- To make contact information clear and purposeful, listing specific contacts for offering to volunteer or making donations (clothes, money, physical space).
Long Term Strategy
- To clearly communicate mission statement, to introduce the organization and demonstrate its impact on the Phoenix community.
- To inform potential volunteers and donors when, where, and how they can provide assistance.
- To make locations and hours obvious, either for dropping off or receiving donated clothing.
- To make press information easy to find and share, and keep contact information clear and purposeful.
My clients had meetings set up with potential donors, and were anxious to have business cards printed as soon as possible.
My goals were to communicate three things as quickly as possible:
- Community Closets is a nonprofit.
- Community Closets accepts clothing donations.
- Community Closets is located in Phoenix.
The latter goal I could save for the business card, especially as this organization could be set up in any city that needs the service.
I presented the identity in the form of business cards, as the client needed them immediately:
I intended to complete brand guidelines, including a smaller, icon-friendly version of the logo, but the project ended before I had time.
Besides mobile usability, I approached these sketches with the following thoughts in mind:
- Make the mission statement obvious.
- Make the organization seem legitimate as my clients worked on obtaining a physical space to work from.

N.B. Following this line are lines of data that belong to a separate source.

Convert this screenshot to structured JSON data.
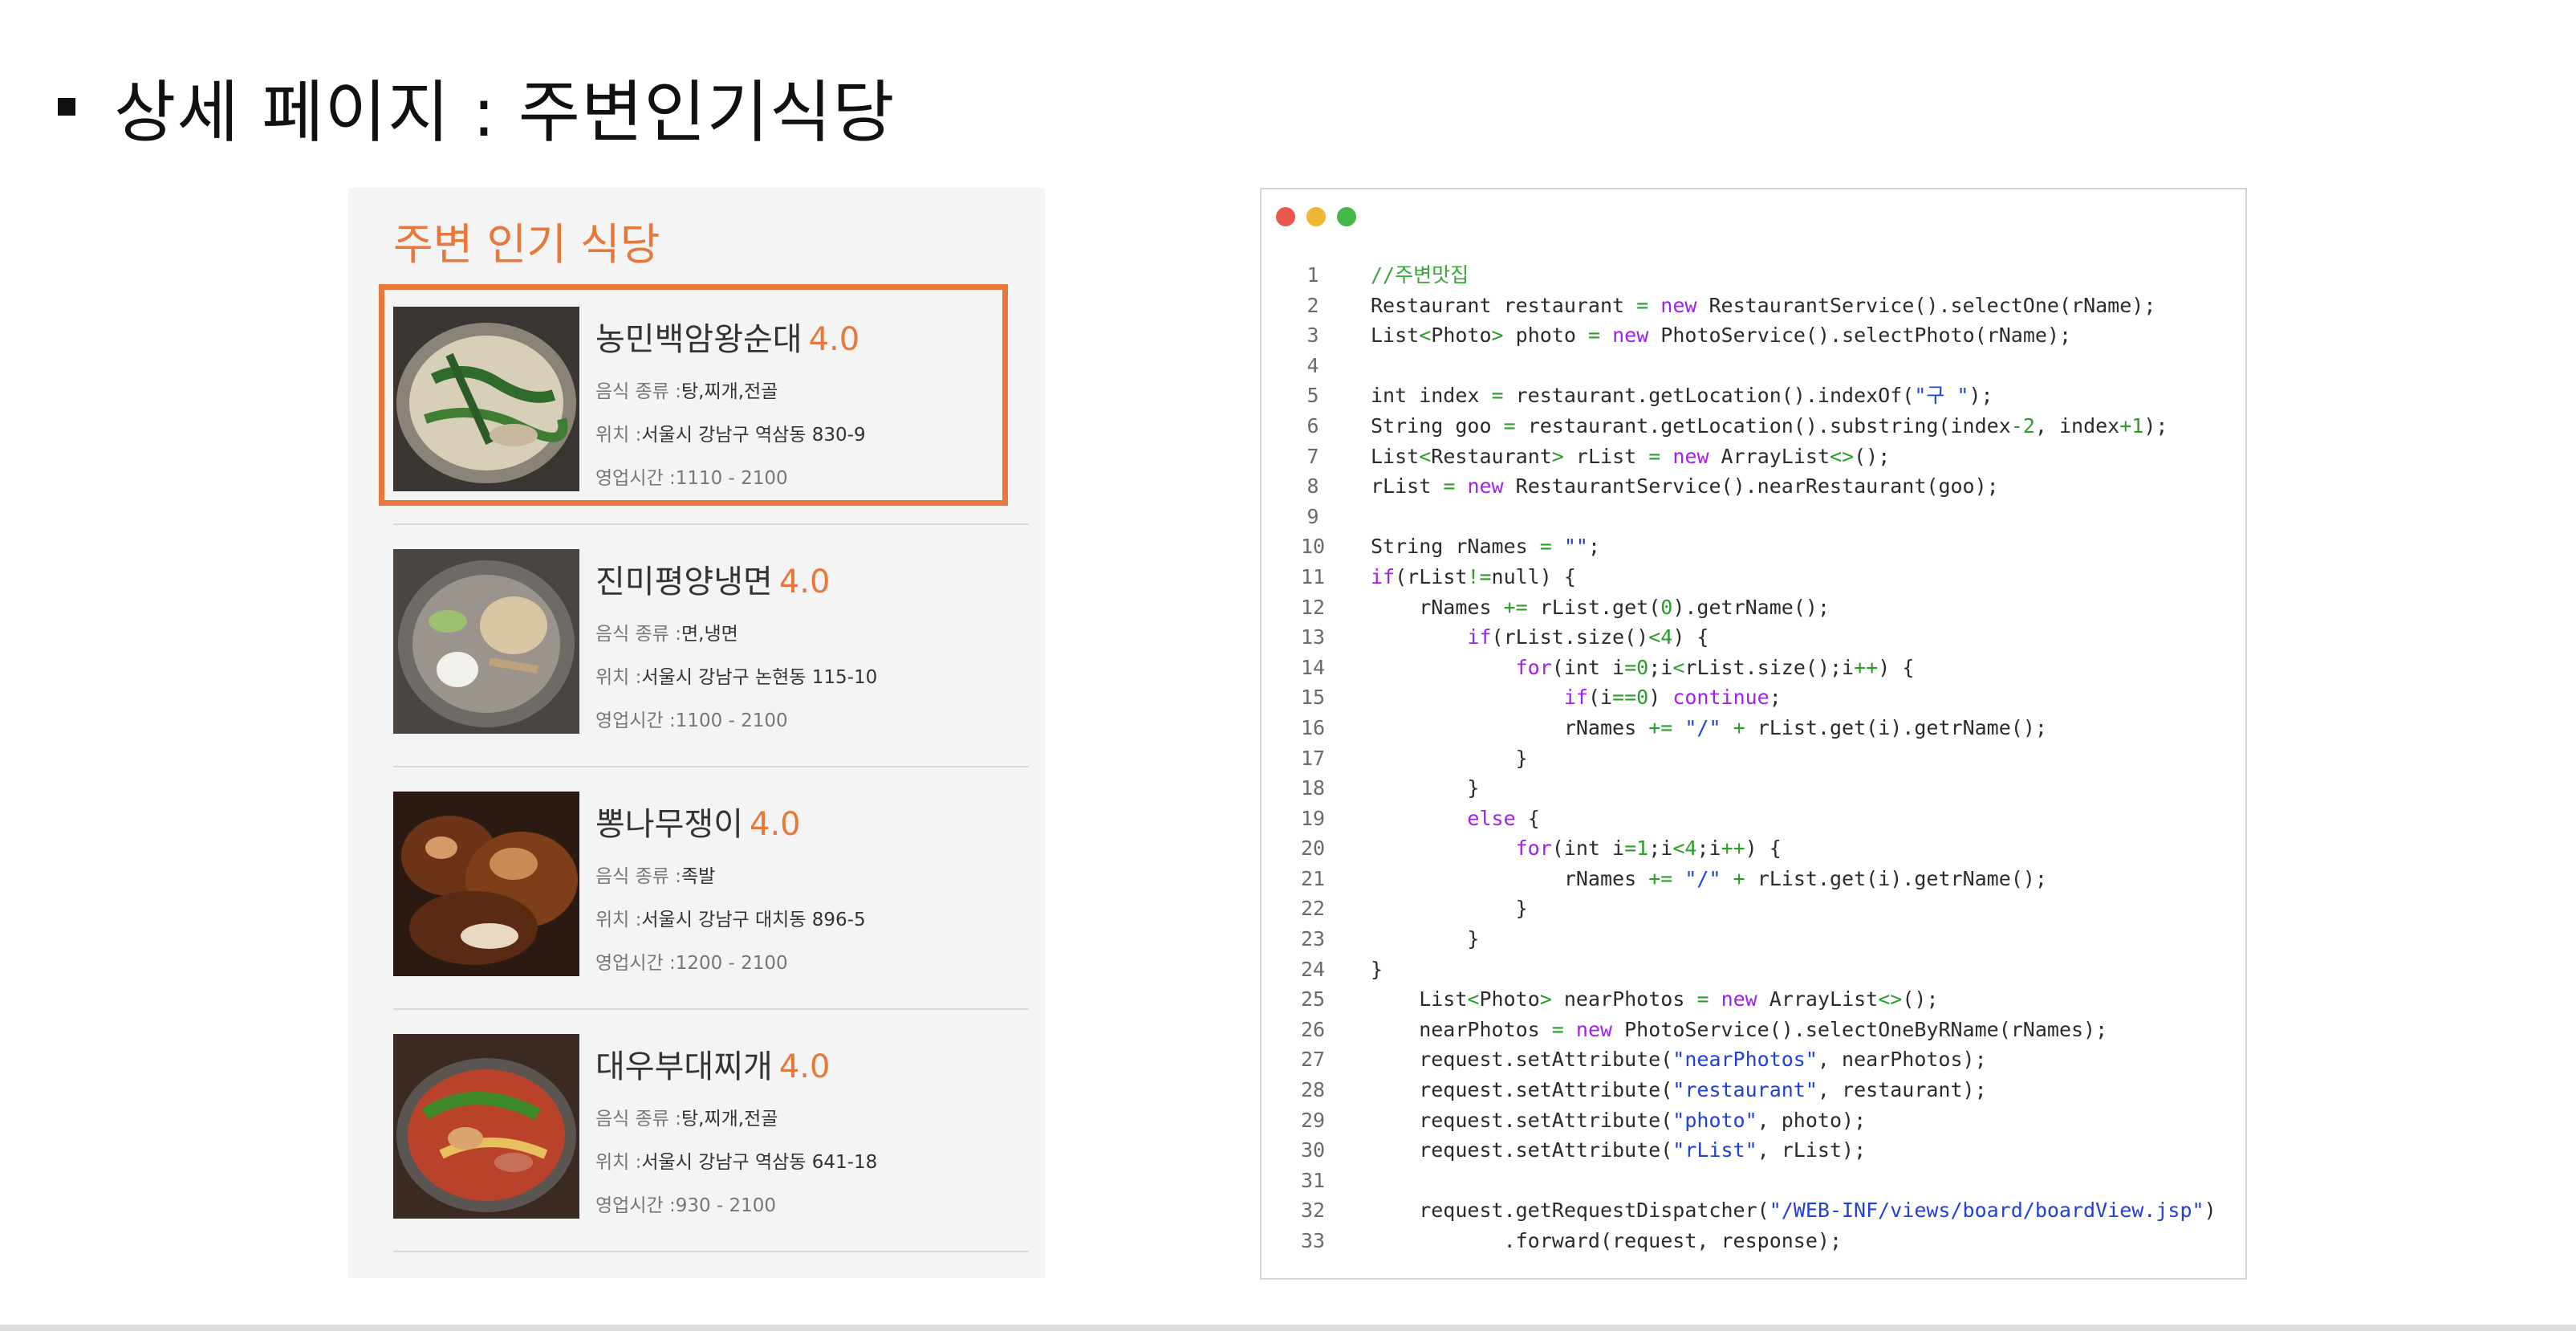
{
  "heading": {
    "text": "상세 페이지 : 주변인기식당"
  },
  "panel": {
    "title": "주변 인기 식당",
    "type_label": "음식 종류 :",
    "loc_label": "위치 :",
    "hours_label": "영업시간 :",
    "items": [
      {
        "name": "농민백암왕순대",
        "rating": "4.0",
        "type": "탕,찌개,전골",
        "location": "서울시 강남구 역삼동 830-9",
        "hours": "1110 - 2100",
        "selected": true,
        "photo_icon": "soup-photo"
      },
      {
        "name": "진미평양냉면",
        "rating": "4.0",
        "type": "면,냉면",
        "location": "서울시 강남구 논현동 115-10",
        "hours": "1100 - 2100",
        "selected": false,
        "photo_icon": "cold-noodle-photo"
      },
      {
        "name": "뽕나무쟁이",
        "rating": "4.0",
        "type": "족발",
        "location": "서울시 강남구 대치동 896-5",
        "hours": "1200 - 2100",
        "selected": false,
        "photo_icon": "pork-trotter-photo"
      },
      {
        "name": "대우부대찌개",
        "rating": "4.0",
        "type": "탕,찌개,전골",
        "location": "서울시 강남구 역삼동 641-18",
        "hours": "930 - 2100",
        "selected": false,
        "photo_icon": "stew-photo"
      }
    ]
  },
  "code_window": {
    "dot_colors": [
      "#e8584f",
      "#f0b733",
      "#45b84a"
    ],
    "line_numbers": [
      "1",
      "2",
      "3",
      "4",
      "5",
      "6",
      "7",
      "8",
      "9",
      "10",
      "11",
      "12",
      "13",
      "14",
      "15",
      "16",
      "17",
      "18",
      "19",
      "20",
      "21",
      "22",
      "23",
      "24",
      "25",
      "26",
      "27",
      "28",
      "29",
      "30",
      "31",
      "32",
      "33"
    ],
    "lines": [
      "//주변맛집",
      "Restaurant restaurant = new RestaurantService().selectOne(rName);",
      "List<Photo> photo = new PhotoService().selectPhoto(rName);",
      "",
      "int index = restaurant.getLocation().indexOf(\"구 \");",
      "String goo = restaurant.getLocation().substring(index-2, index+1);",
      "List<Restaurant> rList = new ArrayList<>();",
      "rList = new RestaurantService().nearRestaurant(goo);",
      "",
      "String rNames = \"\";",
      "if(rList!=null) {",
      "    rNames += rList.get(0).getrName();",
      "        if(rList.size()<4) {",
      "            for(int i=0;i<rList.size();i++) {",
      "                if(i==0) continue;",
      "                rNames += \"/\" + rList.get(i).getrName();",
      "            }",
      "        }",
      "        else {",
      "            for(int i=1;i<4;i++) {",
      "                rNames += \"/\" + rList.get(i).getrName();",
      "            }",
      "        }",
      "}",
      "    List<Photo> nearPhotos = new ArrayList<>();",
      "    nearPhotos = new PhotoService().selectOneByRName(rNames);",
      "    request.setAttribute(\"nearPhotos\", nearPhotos);",
      "    request.setAttribute(\"restaurant\", restaurant);",
      "    request.setAttribute(\"photo\", photo);",
      "    request.setAttribute(\"rList\", rList);",
      "",
      "    request.getRequestDispatcher(\"/WEB-INF/views/board/boardView.jsp\")",
      "           .forward(request, response);"
    ]
  },
  "colors": {
    "accent": "#e8783a",
    "keyword": "#a020f0",
    "string": "#2040d8",
    "number": "#2a9d2a"
  }
}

- Make sure contact information was clear and purposeful.
Unfortunately my clients were unable to continue the project past this phase.
I’m proud of the visual identity I created, and of course frustrated the project never moved forward, as it would have provided a valuable service.
Looking back over the project, I realize I began sketching and creating a strategy based solely on my interviews with the client, and my own family’s experience working with similar nonprofits.
This is insufficient–no matter the depth of experience I and my client brought, I should have started with user surveys.
I am not my user, after all.